My husband told me that Hunny would go to the front door and wait for me to come home. It didn''t matter how long I was away, because she wouldn''t go to the door until just a few minutes before I pulled into the driveway. Her timing probably coincided with the time I pulled off the highway and drove the backstreets to our home. As I drove, my mind was no longer on traffic but on home and my kitties. Hunny was with us for 17 years, and she did this every time I was away from the house by car. I had several other cats at the same time, but none of them displayed the same behavior. I now have two other cats, Roy Rogers and Dale Evans. Whenever I say, "Dale, find Roy," she immediately starts searching all of his favorite haunts in the house (he likes dark, secluded places). She stops looking and runs off when Roy has been found. I realize this is verbal communication, but it''s kind of odd that I can ask a cat to do something and have her understand exactly what I want. I remember the first time I was looking for Roy, and Dale was sitting in the living room looking at me. I looked at her, asked her the question, and she instinctively knew what I wanted. I suspect it wasn''t my words but the fact that my mind was focused on Roy and that I was obviously somewhat anxious at my inability to find him.
E.G., Burleson, TX Apr 11, 2010
Your letter evokes the wish for our animal companions to tell us what they really know. In more than one sense, they actually do, as I have described in various books and articles (for details, visit www.DrFoxVet.com/info/). Specific spoken words and the tone/intonation of our voices provide sufficient information for animals to learn what we are saying and why. How quickly many seem to learn all of this can come as a surprise to us. But when we are open and receptive to our animal companions, they can teach us much about what they feel, know, and have learned from observing us and listening to what we say.
Many pet owners have been cognizant of the cues they give to their animals that make them respond accordingly. Not providing overt cues and getting an appropriate response on the basis of what one was thinking is well documented in the following letter:
B.J.B., Chesapeake, Va
Tags: cat Chesapeake VA
Apr 10, 2010
My cat Gracie is 3-1/2 years old. When I took her for her annual checkup, they found she had some nasty ears. The technician showed me how to clean them. Cotton balls saturated with a cleaning solution were stuffed in her ears and then massaged. The procedure was repeated with a dry cotton ball. The next morning, I found Gracie staggering and falling over. We were waiting for the vet when they opened.

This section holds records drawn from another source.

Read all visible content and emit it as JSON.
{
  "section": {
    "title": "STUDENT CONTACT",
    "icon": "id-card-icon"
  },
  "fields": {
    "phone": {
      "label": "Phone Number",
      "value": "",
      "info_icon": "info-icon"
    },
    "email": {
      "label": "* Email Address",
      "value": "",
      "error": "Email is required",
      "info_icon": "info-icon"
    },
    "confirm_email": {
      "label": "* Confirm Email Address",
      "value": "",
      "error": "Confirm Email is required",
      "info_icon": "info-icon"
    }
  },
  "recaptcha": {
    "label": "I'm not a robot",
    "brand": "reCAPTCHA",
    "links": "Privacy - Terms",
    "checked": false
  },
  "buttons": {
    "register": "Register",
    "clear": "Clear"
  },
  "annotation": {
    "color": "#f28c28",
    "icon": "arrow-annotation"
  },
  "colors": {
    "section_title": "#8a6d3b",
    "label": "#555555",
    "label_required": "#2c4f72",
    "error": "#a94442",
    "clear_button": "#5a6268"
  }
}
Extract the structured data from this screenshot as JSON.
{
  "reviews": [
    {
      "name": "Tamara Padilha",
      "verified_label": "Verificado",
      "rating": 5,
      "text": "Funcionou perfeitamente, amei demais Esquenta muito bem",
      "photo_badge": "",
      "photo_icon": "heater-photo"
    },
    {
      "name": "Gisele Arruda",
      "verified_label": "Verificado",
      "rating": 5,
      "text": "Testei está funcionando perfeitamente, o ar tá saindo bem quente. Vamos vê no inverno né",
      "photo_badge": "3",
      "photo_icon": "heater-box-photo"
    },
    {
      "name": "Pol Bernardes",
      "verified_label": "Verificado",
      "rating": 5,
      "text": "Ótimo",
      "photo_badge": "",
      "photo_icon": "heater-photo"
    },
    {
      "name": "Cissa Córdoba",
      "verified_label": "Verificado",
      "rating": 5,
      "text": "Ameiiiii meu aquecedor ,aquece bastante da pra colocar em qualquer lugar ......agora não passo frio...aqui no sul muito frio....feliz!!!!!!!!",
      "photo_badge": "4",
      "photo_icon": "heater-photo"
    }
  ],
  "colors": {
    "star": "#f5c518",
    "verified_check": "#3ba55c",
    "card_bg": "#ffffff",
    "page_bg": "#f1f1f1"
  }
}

After ruling out a stroke and discussing the ear cleaning, we were instructed to keep an eye on her for the next few days and, if there was no improvement, to bring her back in. No explanation was ever given as to what was done to her ears that caused the problem. After several upsetting days for her and us, she was finally back to normal. Can you offer any suggestions as to why this to happened to her? I am supposed to clean her ears periodically, but I''m afraid to attempt it now.
B.J.B., Chesapeake, Va Apr 11, 2010

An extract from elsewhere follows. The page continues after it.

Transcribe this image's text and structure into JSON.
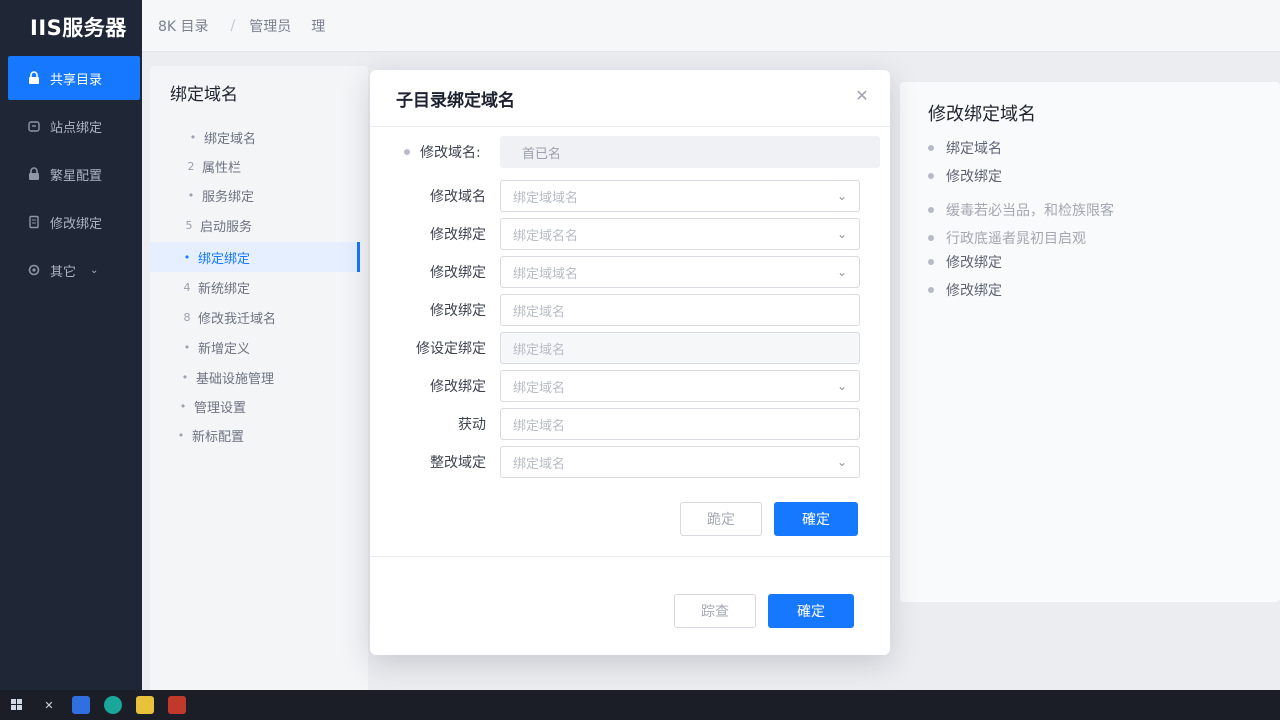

Normal ear cleaning does not usually bring on the acute middle-ear syndrome that affected your cat''s balance for a few days.
When infection and/or ear-mite parasites have destroyed the eardrum or the tympanum, cleaning solution can seep into the deeper parts of the ear and this can cause impaired hearing and balance. You should consider yourself fortunate that your cat''s external ear disease was diagnosed and a treatment regimen initiated; she could have lost her hearing in one or both ears and have permanent neurological disability affecting her normal balance and gait. To be on the safe side, a broad-spectrum antibiotic should be prescribed, along with a probiotics supplement and anti-inflammatory fish oil such as Nordic Naturals or New Chapter''s salmon.